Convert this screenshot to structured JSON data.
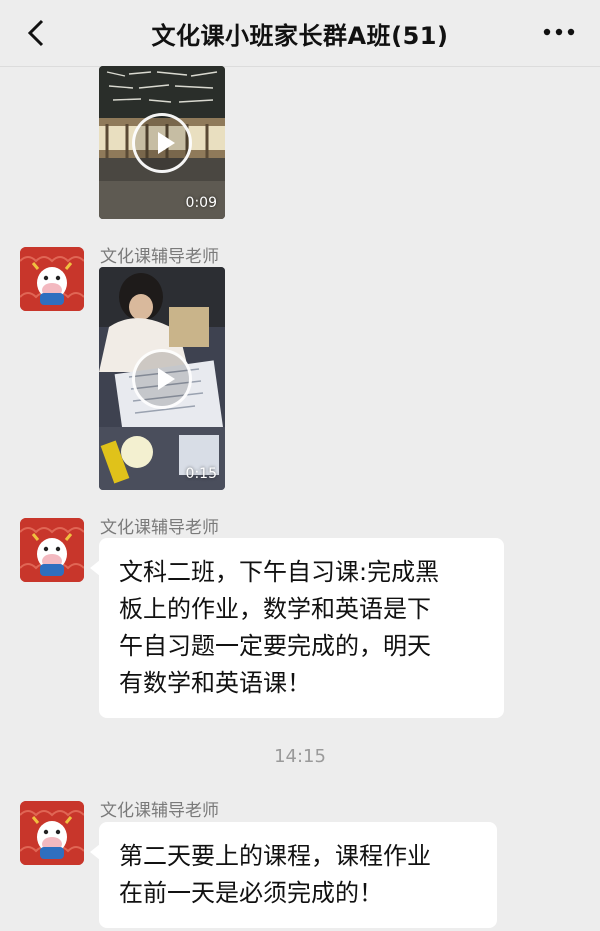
{
  "header": {
    "title": "文化课小班家长群A班(51)"
  },
  "messages": [
    {
      "type": "video",
      "duration": "0:09"
    },
    {
      "type": "video",
      "sender": "文化课辅导老师",
      "duration": "0:15"
    },
    {
      "type": "text",
      "sender": "文化课辅导老师",
      "lines": [
        "文科二班，下午自习课:完成黑",
        "板上的作业，数学和英语是下",
        "午自习题一定要完成的，明天",
        "有数学和英语课！"
      ]
    },
    {
      "type": "timestamp",
      "text": "14:15"
    },
    {
      "type": "text",
      "sender": "文化课辅导老师",
      "lines": [
        "第二天要上的课程，课程作业",
        "在前一天是必须完成的！"
      ]
    }
  ],
  "colors": {
    "background": "#ededed",
    "bubble": "#ffffff",
    "avatar": "#c8362b"
  },
  "icons": {
    "back": "chevron-left-icon",
    "more": "more-dots-icon",
    "play": "play-icon"
  }
}
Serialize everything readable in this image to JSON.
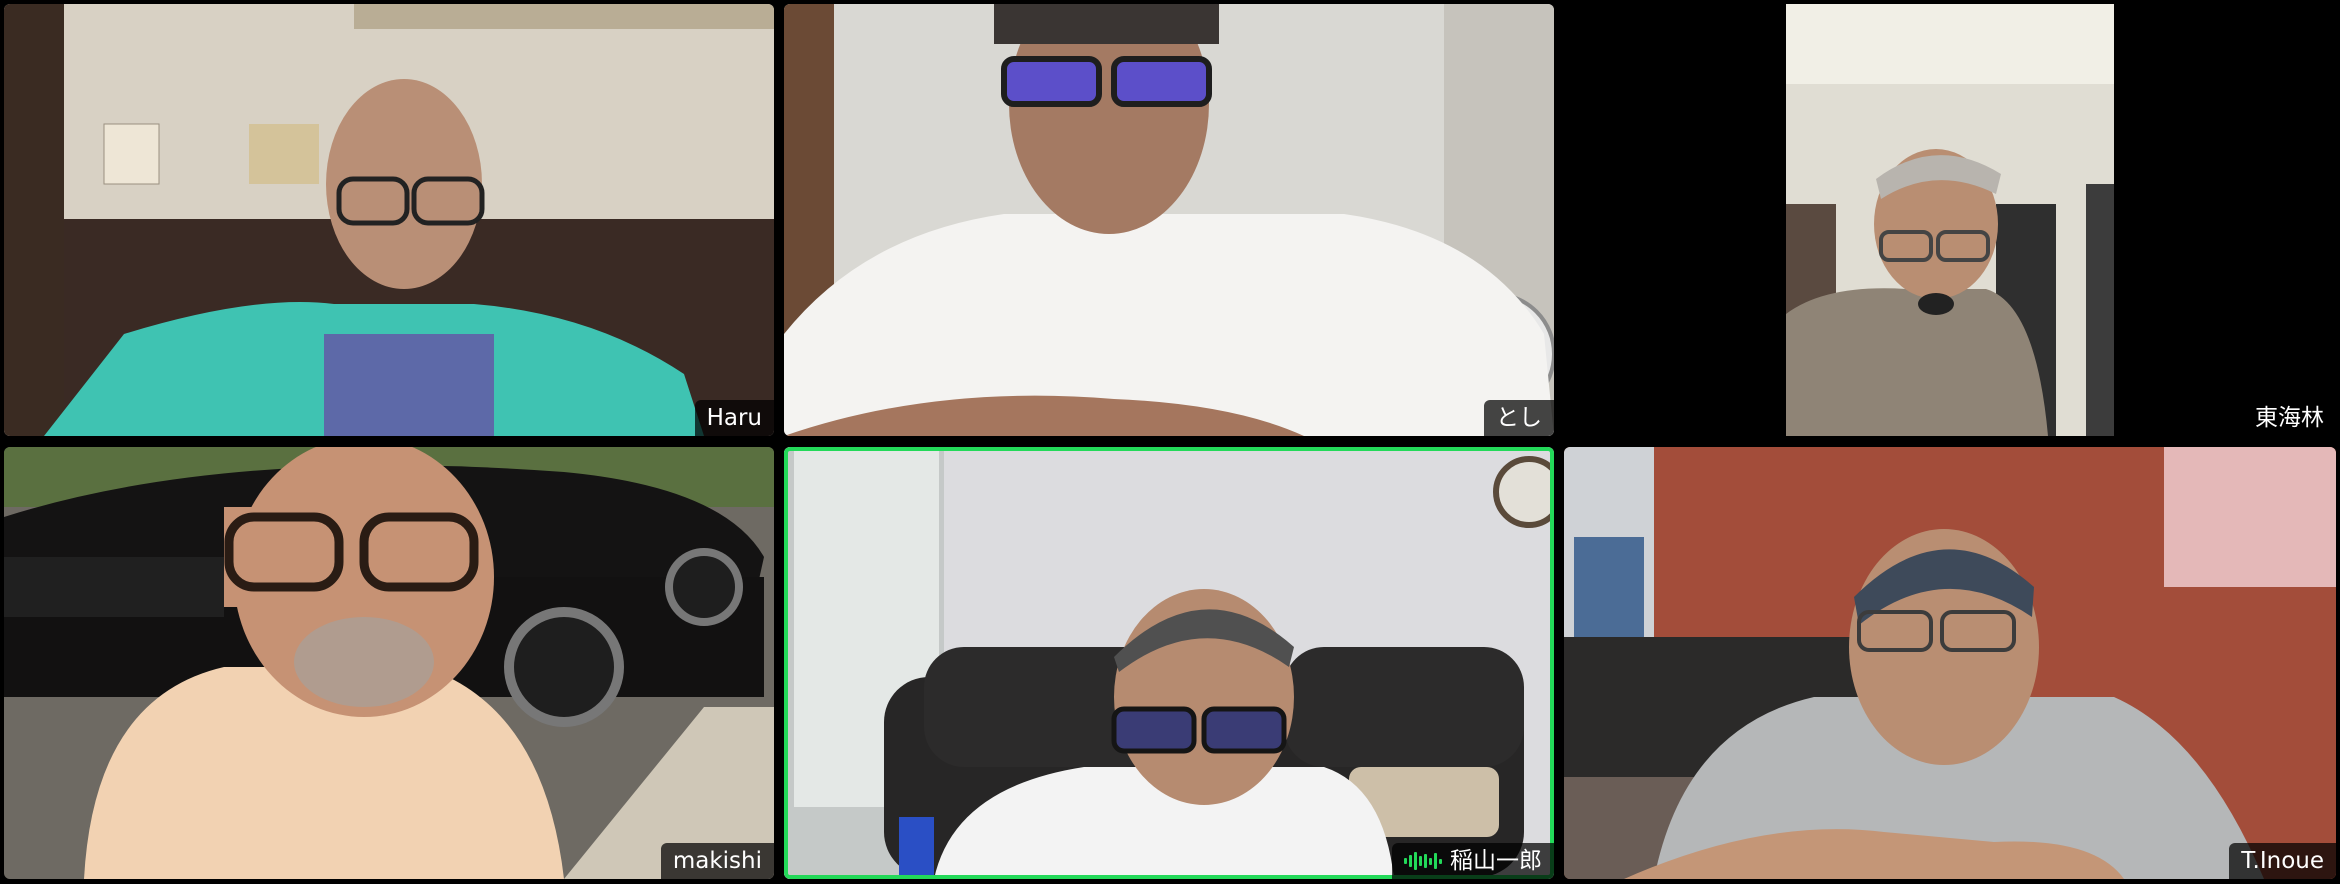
{
  "gallery": {
    "participants": [
      {
        "name": "Haru",
        "active_speaker": false
      },
      {
        "name": "とし",
        "active_speaker": false
      },
      {
        "name": "東海林",
        "active_speaker": false
      },
      {
        "name": "makishi",
        "active_speaker": false
      },
      {
        "name": "稲山一郎",
        "active_speaker": true
      },
      {
        "name": "T.Inoue",
        "active_speaker": false
      }
    ],
    "active_speaker_color": "#23d959",
    "active_speaker_icon": "audio-level-icon"
  }
}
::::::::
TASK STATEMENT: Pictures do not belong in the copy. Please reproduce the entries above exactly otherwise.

EXERCISE RESPONSE:
Convert this screenshot to structured JSON data.
{
  "header": {
    "title": "文化课小班家长群A班(51)"
  },
  "messages": [
    {
      "type": "video",
      "duration": "0:09"
    },
    {
      "type": "video",
      "sender": "文化课辅导老师",
      "duration": "0:15"
    },
    {
      "type": "text",
      "sender": "文化课辅导老师",
      "lines": [
        "文科二班，下午自习课:完成黑",
        "板上的作业，数学和英语是下",
        "午自习题一定要完成的，明天",
        "有数学和英语课！"
      ]
    },
    {
      "type": "timestamp",
      "text": "14:15"
    },
    {
      "type": "text",
      "sender": "文化课辅导老师",
      "lines": [
        "第二天要上的课程，课程作业",
        "在前一天是必须完成的！"
      ]
    }
  ],
  "colors": {
    "background": "#ededed",
    "bubble": "#ffffff",
    "avatar": "#c8362b"
  },
  "icons": {
    "back": "chevron-left-icon",
    "more": "more-dots-icon",
    "play": "play-icon"
  }
}
Serialize everything readable in this image to JSON.
{
  "gallery": {
    "participants": [
      {
        "name": "Haru",
        "active_speaker": false
      },
      {
        "name": "とし",
        "active_speaker": false
      },
      {
        "name": "東海林",
        "active_speaker": false
      },
      {
        "name": "makishi",
        "active_speaker": false
      },
      {
        "name": "稲山一郎",
        "active_speaker": true
      },
      {
        "name": "T.Inoue",
        "active_speaker": false
      }
    ],
    "active_speaker_color": "#23d959",
    "active_speaker_icon": "audio-level-icon"
  }
}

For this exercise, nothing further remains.